:: Exercise details ::
Give back the data below word for word. Any image in it should be left out.

[Interface dataset entries]
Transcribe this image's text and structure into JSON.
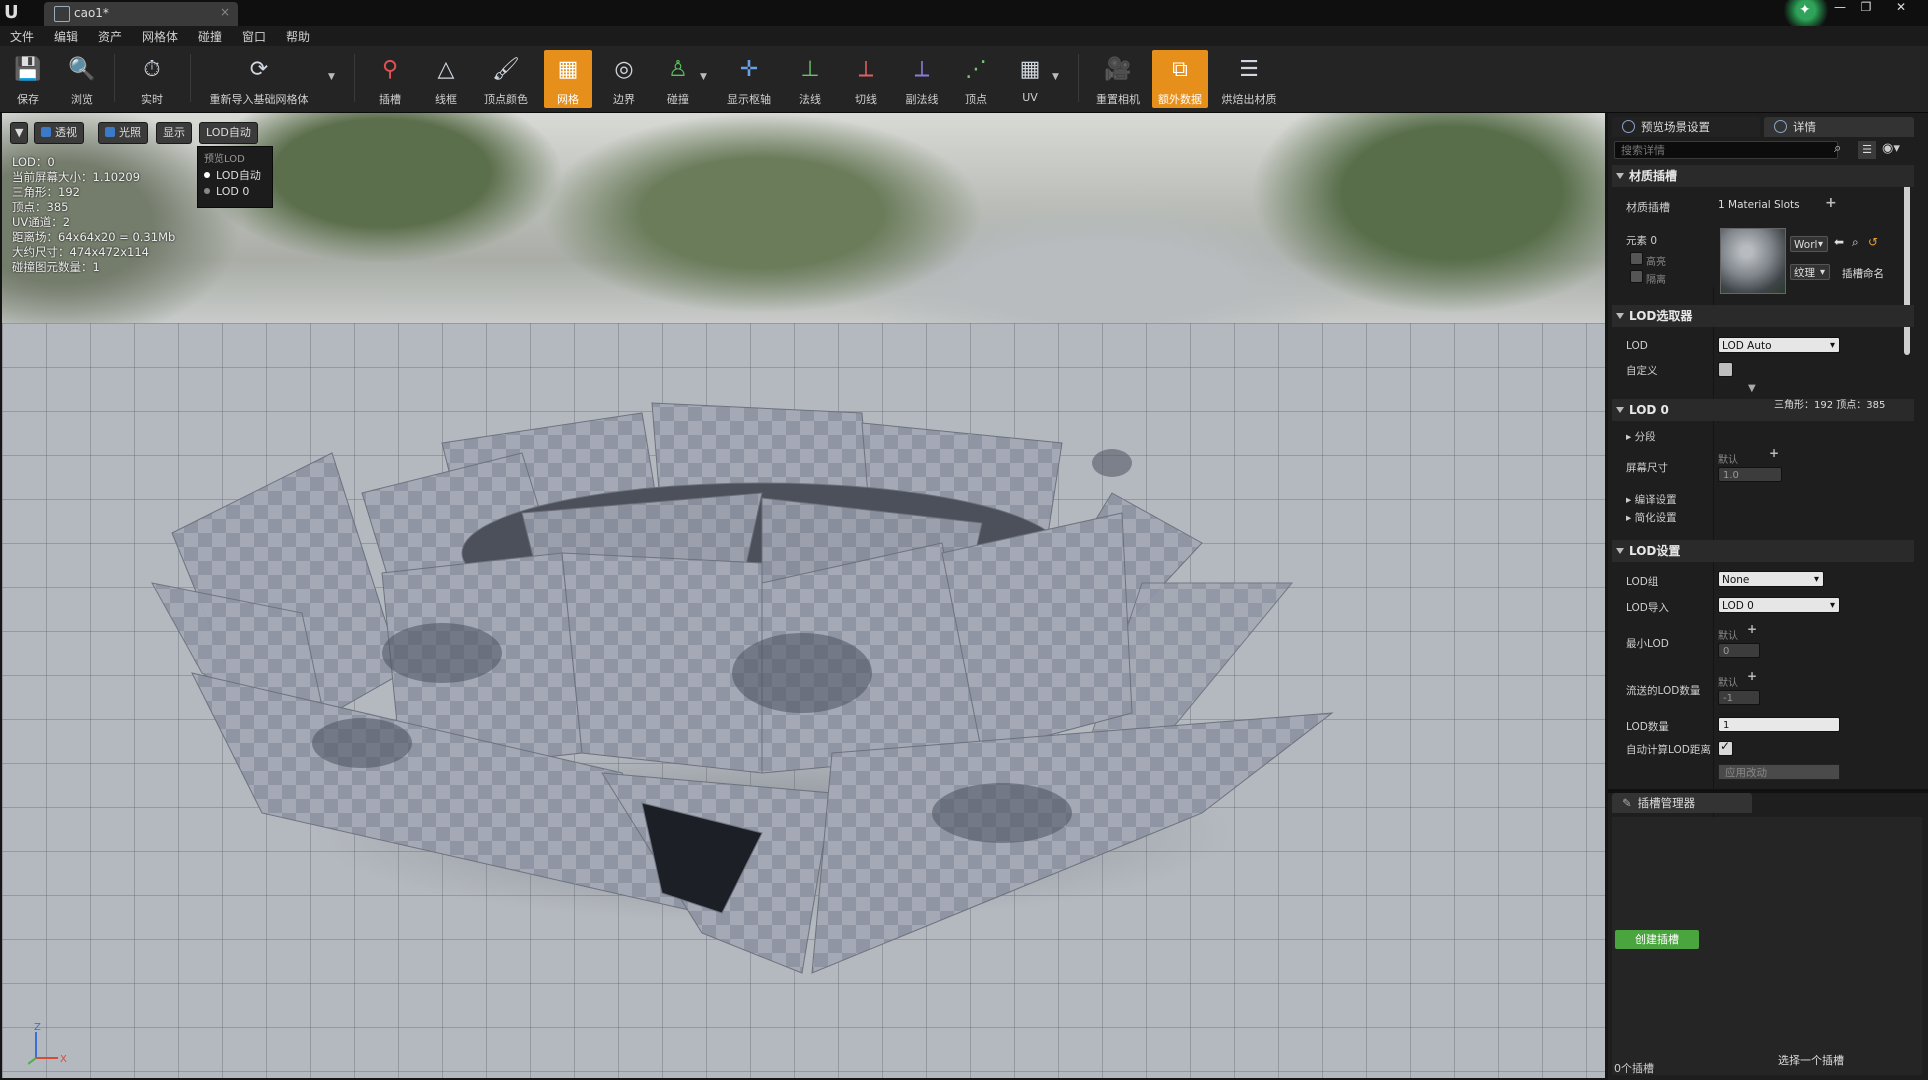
{
  "title_bar": {
    "tab_label": "cao1*",
    "tab_close": "×",
    "help_glyph": "✦",
    "window_buttons": [
      "—",
      "❐",
      "✕"
    ]
  },
  "menu": [
    "文件",
    "编辑",
    "资产",
    "网格体",
    "碰撞",
    "窗口",
    "帮助"
  ],
  "toolbar": {
    "save": "保存",
    "browse": "浏览",
    "realtime": "实时",
    "reimport": "重新导入基础网格体",
    "socket": "插槽",
    "wireframe": "线框",
    "vertex_color": "顶点颜色",
    "mesh": "网格",
    "bounds": "边界",
    "collision": "碰撞",
    "show_pivot": "显示枢轴",
    "normals": "法线",
    "tangents": "切线",
    "binormals": "副法线",
    "vertices": "顶点",
    "uv": "UV",
    "reset_camera": "重置相机",
    "extra_data": "额外数据",
    "bake_material": "烘焙出材质"
  },
  "viewport": {
    "btn_perspective": "透视",
    "btn_lit": "光照",
    "btn_show": "显示",
    "btn_lod": "LOD自动",
    "lod_menu_header": "预览LOD",
    "lod_options": [
      "LOD自动",
      "LOD 0"
    ],
    "stats": [
      "LOD：0",
      "当前屏幕大小：1.10209",
      "三角形：192",
      "顶点：385",
      "UV通道：2",
      "距离场：64x64x20 = 0.31Mb",
      "大约尺寸：474x472x114",
      "碰撞图元数量：1"
    ],
    "axis_z": "Z",
    "axis_x": "X"
  },
  "panel_tabs": {
    "preview_settings": "预览场景设置",
    "details": "详情"
  },
  "details": {
    "search_placeholder": "搜索详情",
    "material_section": "材质插槽",
    "material_slots_label": "材质插槽",
    "material_slots_value": "1 Material Slots",
    "element_label": "元素 0",
    "highlight": "高亮",
    "isolate": "隔离",
    "world_dd": "Worl",
    "texture_dd": "纹理",
    "slot_name": "插槽命名",
    "lod_picker_section": "LOD选取器",
    "lod_label": "LOD",
    "lod_value": "LOD Auto",
    "custom_label": "自定义",
    "lod0_section": "LOD 0",
    "tri_vert_info": "三角形：192   顶点：385",
    "sections_label": "分段",
    "screen_size_label": "屏幕尺寸",
    "default_label": "默认",
    "screen_size_value": "1.0",
    "build_settings": "编译设置",
    "reduction_settings": "简化设置",
    "lod_settings_section": "LOD设置",
    "lod_group_label": "LOD组",
    "lod_group_value": "None",
    "lod_import_label": "LOD导入",
    "lod_import_value": "LOD 0",
    "min_lod_label": "最小LOD",
    "min_lod_value": "0",
    "streamed_lod_label": "流送的LOD数量",
    "streamed_lod_value": "-1",
    "num_lods_label": "LOD数量",
    "num_lods_value": "1",
    "auto_lod_label": "自动计算LOD距离",
    "apply_changes": "应用改动"
  },
  "socket_manager": {
    "tab": "插槽管理器",
    "create_btn": "创建插槽",
    "select_hint": "选择一个插槽",
    "count": "0个插槽"
  }
}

:: Written response ::
Transcribe this image's text and structure into JSON.
{
  "title_bar": {
    "tab_label": "cao1*",
    "tab_close": "×",
    "help_glyph": "✦",
    "window_buttons": [
      "—",
      "❐",
      "✕"
    ]
  },
  "menu": [
    "文件",
    "编辑",
    "资产",
    "网格体",
    "碰撞",
    "窗口",
    "帮助"
  ],
  "toolbar": {
    "save": "保存",
    "browse": "浏览",
    "realtime": "实时",
    "reimport": "重新导入基础网格体",
    "socket": "插槽",
    "wireframe": "线框",
    "vertex_color": "顶点颜色",
    "mesh": "网格",
    "bounds": "边界",
    "collision": "碰撞",
    "show_pivot": "显示枢轴",
    "normals": "法线",
    "tangents": "切线",
    "binormals": "副法线",
    "vertices": "顶点",
    "uv": "UV",
    "reset_camera": "重置相机",
    "extra_data": "额外数据",
    "bake_material": "烘焙出材质"
  },
  "viewport": {
    "btn_perspective": "透视",
    "btn_lit": "光照",
    "btn_show": "显示",
    "btn_lod": "LOD自动",
    "lod_menu_header": "预览LOD",
    "lod_options": [
      "LOD自动",
      "LOD 0"
    ],
    "stats": [
      "LOD：0",
      "当前屏幕大小：1.10209",
      "三角形：192",
      "顶点：385",
      "UV通道：2",
      "距离场：64x64x20 = 0.31Mb",
      "大约尺寸：474x472x114",
      "碰撞图元数量：1"
    ],
    "axis_z": "Z",
    "axis_x": "X"
  },
  "panel_tabs": {
    "preview_settings": "预览场景设置",
    "details": "详情"
  },
  "details": {
    "search_placeholder": "搜索详情",
    "material_section": "材质插槽",
    "material_slots_label": "材质插槽",
    "material_slots_value": "1 Material Slots",
    "element_label": "元素 0",
    "highlight": "高亮",
    "isolate": "隔离",
    "world_dd": "Worl",
    "texture_dd": "纹理",
    "slot_name": "插槽命名",
    "lod_picker_section": "LOD选取器",
    "lod_label": "LOD",
    "lod_value": "LOD Auto",
    "custom_label": "自定义",
    "lod0_section": "LOD 0",
    "tri_vert_info": "三角形：192   顶点：385",
    "sections_label": "分段",
    "screen_size_label": "屏幕尺寸",
    "default_label": "默认",
    "screen_size_value": "1.0",
    "build_settings": "编译设置",
    "reduction_settings": "简化设置",
    "lod_settings_section": "LOD设置",
    "lod_group_label": "LOD组",
    "lod_group_value": "None",
    "lod_import_label": "LOD导入",
    "lod_import_value": "LOD 0",
    "min_lod_label": "最小LOD",
    "min_lod_value": "0",
    "streamed_lod_label": "流送的LOD数量",
    "streamed_lod_value": "-1",
    "num_lods_label": "LOD数量",
    "num_lods_value": "1",
    "auto_lod_label": "自动计算LOD距离",
    "apply_changes": "应用改动"
  },
  "socket_manager": {
    "tab": "插槽管理器",
    "create_btn": "创建插槽",
    "select_hint": "选择一个插槽",
    "count": "0个插槽"
  }
}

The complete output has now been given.